(Entries from a dataset of interfaces)
==*==

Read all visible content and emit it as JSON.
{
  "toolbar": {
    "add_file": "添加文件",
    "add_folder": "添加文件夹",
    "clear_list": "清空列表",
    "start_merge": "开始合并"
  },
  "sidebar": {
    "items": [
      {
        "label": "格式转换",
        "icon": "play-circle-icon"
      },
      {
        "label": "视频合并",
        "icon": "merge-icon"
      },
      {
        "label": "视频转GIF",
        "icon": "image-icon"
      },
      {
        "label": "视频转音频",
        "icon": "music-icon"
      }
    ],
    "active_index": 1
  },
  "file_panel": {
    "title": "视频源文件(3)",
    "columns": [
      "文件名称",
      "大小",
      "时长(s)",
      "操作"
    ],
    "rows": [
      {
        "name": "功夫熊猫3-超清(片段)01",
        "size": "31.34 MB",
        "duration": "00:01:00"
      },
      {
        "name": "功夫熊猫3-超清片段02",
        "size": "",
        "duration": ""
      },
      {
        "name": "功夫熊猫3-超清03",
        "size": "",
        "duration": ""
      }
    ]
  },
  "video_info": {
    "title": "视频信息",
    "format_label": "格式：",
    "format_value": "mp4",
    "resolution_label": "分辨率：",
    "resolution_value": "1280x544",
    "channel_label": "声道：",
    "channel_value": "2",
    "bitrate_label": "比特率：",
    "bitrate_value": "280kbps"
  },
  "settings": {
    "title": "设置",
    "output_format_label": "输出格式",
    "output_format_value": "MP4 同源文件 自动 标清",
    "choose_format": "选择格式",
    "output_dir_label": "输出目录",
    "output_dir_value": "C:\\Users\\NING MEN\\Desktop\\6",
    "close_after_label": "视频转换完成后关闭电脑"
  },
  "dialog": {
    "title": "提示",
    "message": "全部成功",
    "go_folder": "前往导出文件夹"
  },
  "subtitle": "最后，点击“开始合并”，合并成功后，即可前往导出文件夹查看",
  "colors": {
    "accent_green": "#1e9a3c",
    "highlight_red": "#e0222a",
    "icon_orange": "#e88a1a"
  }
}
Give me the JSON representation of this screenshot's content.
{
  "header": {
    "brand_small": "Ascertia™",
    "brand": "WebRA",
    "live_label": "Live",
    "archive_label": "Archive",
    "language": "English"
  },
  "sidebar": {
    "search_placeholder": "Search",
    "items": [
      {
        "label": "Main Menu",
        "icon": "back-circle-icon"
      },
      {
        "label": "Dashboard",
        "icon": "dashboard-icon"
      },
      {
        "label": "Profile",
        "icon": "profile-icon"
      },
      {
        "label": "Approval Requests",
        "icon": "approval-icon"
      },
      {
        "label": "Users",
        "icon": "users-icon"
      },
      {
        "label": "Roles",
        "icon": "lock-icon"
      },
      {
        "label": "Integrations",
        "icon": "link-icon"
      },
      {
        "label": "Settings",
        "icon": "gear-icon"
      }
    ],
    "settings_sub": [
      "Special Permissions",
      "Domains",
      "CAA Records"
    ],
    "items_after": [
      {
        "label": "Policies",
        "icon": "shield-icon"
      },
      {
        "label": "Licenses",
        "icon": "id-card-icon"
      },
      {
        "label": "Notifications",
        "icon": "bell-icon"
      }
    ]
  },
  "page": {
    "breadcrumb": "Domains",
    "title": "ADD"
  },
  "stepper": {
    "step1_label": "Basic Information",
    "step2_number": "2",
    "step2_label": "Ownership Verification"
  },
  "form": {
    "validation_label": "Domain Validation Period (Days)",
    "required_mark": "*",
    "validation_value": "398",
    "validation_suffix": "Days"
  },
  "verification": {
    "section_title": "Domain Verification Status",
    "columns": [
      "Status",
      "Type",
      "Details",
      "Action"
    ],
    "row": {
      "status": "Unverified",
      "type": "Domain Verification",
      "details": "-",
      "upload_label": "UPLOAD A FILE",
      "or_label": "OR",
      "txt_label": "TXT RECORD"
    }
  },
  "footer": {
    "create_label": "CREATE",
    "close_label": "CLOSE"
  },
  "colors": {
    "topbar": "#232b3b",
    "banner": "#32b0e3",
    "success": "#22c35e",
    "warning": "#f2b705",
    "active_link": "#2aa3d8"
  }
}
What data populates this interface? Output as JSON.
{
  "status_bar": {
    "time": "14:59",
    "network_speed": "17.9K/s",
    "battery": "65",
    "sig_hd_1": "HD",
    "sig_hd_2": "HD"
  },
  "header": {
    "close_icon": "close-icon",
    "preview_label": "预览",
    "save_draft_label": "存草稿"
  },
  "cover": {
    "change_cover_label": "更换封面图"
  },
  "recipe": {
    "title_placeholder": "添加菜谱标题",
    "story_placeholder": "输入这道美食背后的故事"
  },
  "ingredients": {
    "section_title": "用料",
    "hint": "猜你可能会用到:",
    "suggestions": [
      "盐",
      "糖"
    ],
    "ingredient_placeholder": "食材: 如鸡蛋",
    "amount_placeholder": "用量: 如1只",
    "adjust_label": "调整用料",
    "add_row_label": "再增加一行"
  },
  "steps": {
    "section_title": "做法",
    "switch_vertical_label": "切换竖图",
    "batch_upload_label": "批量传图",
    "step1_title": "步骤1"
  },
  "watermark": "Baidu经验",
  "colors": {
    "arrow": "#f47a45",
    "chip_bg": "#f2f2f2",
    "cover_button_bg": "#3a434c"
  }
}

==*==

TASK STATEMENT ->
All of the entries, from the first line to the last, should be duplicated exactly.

OUTPUT ->
Read all visible content and emit it as JSON.
{
  "toolbar": {
    "add_file": "添加文件",
    "add_folder": "添加文件夹",
    "clear_list": "清空列表",
    "start_merge": "开始合并"
  },
  "sidebar": {
    "items": [
      {
        "label": "格式转换",
        "icon": "play-circle-icon"
      },
      {
        "label": "视频合并",
        "icon": "merge-icon"
      },
      {
        "label": "视频转GIF",
        "icon": "image-icon"
      },
      {
        "label": "视频转音频",
        "icon": "music-icon"
      }
    ],
    "active_index": 1
  },
  "file_panel": {
    "title": "视频源文件(3)",
    "columns": [
      "文件名称",
      "大小",
      "时长(s)",
      "操作"
    ],
    "rows": [
      {
        "name": "功夫熊猫3-超清(片段)01",
        "size": "31.34 MB",
        "duration": "00:01:00"
      },
      {
        "name": "功夫熊猫3-超清片段02",
        "size": "",
        "duration": ""
      },
      {
        "name": "功夫熊猫3-超清03",
        "size": "",
        "duration": ""
      }
    ]
  },
  "video_info": {
    "title": "视频信息",
    "format_label": "格式：",
    "format_value": "mp4",
    "resolution_label": "分辨率：",
    "resolution_value": "1280x544",
    "channel_label": "声道：",
    "channel_value": "2",
    "bitrate_label": "比特率：",
    "bitrate_value": "280kbps"
  },
  "settings": {
    "title": "设置",
    "output_format_label": "输出格式",
    "output_format_value": "MP4 同源文件 自动 标清",
    "choose_format": "选择格式",
    "output_dir_label": "输出目录",
    "output_dir_value": "C:\\Users\\NING MEN\\Desktop\\6",
    "close_after_label": "视频转换完成后关闭电脑"
  },
  "dialog": {
    "title": "提示",
    "message": "全部成功",
    "go_folder": "前往导出文件夹"
  },
  "subtitle": "最后，点击“开始合并”，合并成功后，即可前往导出文件夹查看",
  "colors": {
    "accent_green": "#1e9a3c",
    "highlight_red": "#e0222a",
    "icon_orange": "#e88a1a"
  }
}
Give me the JSON representation of this screenshot's content.
{
  "header": {
    "brand_small": "Ascertia™",
    "brand": "WebRA",
    "live_label": "Live",
    "archive_label": "Archive",
    "language": "English"
  },
  "sidebar": {
    "search_placeholder": "Search",
    "items": [
      {
        "label": "Main Menu",
        "icon": "back-circle-icon"
      },
      {
        "label": "Dashboard",
        "icon": "dashboard-icon"
      },
      {
        "label": "Profile",
        "icon": "profile-icon"
      },
      {
        "label": "Approval Requests",
        "icon": "approval-icon"
      },
      {
        "label": "Users",
        "icon": "users-icon"
      },
      {
        "label": "Roles",
        "icon": "lock-icon"
      },
      {
        "label": "Integrations",
        "icon": "link-icon"
      },
      {
        "label": "Settings",
        "icon": "gear-icon"
      }
    ],
    "settings_sub": [
      "Special Permissions",
      "Domains",
      "CAA Records"
    ],
    "items_after": [
      {
        "label": "Policies",
        "icon": "shield-icon"
      },
      {
        "label": "Licenses",
        "icon": "id-card-icon"
      },
      {
        "label": "Notifications",
        "icon": "bell-icon"
      }
    ]
  },
  "page": {
    "breadcrumb": "Domains",
    "title": "ADD"
  },
  "stepper": {
    "step1_label": "Basic Information",
    "step2_number": "2",
    "step2_label": "Ownership Verification"
  },
  "form": {
    "validation_label": "Domain Validation Period (Days)",
    "required_mark": "*",
    "validation_value": "398",
    "validation_suffix": "Days"
  },
  "verification": {
    "section_title": "Domain Verification Status",
    "columns": [
      "Status",
      "Type",
      "Details",
      "Action"
    ],
    "row": {
      "status": "Unverified",
      "type": "Domain Verification",
      "details": "-",
      "upload_label": "UPLOAD A FILE",
      "or_label": "OR",
      "txt_label": "TXT RECORD"
    }
  },
  "footer": {
    "create_label": "CREATE",
    "close_label": "CLOSE"
  },
  "colors": {
    "topbar": "#232b3b",
    "banner": "#32b0e3",
    "success": "#22c35e",
    "warning": "#f2b705",
    "active_link": "#2aa3d8"
  }
}
What data populates this interface? Output as JSON.
{
  "status_bar": {
    "time": "14:59",
    "network_speed": "17.9K/s",
    "battery": "65",
    "sig_hd_1": "HD",
    "sig_hd_2": "HD"
  },
  "header": {
    "close_icon": "close-icon",
    "preview_label": "预览",
    "save_draft_label": "存草稿"
  },
  "cover": {
    "change_cover_label": "更换封面图"
  },
  "recipe": {
    "title_placeholder": "添加菜谱标题",
    "story_placeholder": "输入这道美食背后的故事"
  },
  "ingredients": {
    "section_title": "用料",
    "hint": "猜你可能会用到:",
    "suggestions": [
      "盐",
      "糖"
    ],
    "ingredient_placeholder": "食材: 如鸡蛋",
    "amount_placeholder": "用量: 如1只",
    "adjust_label": "调整用料",
    "add_row_label": "再增加一行"
  },
  "steps": {
    "section_title": "做法",
    "switch_vertical_label": "切换竖图",
    "batch_upload_label": "批量传图",
    "step1_title": "步骤1"
  },
  "watermark": "Baidu经验",
  "colors": {
    "arrow": "#f47a45",
    "chip_bg": "#f2f2f2",
    "cover_button_bg": "#3a434c"
  }
}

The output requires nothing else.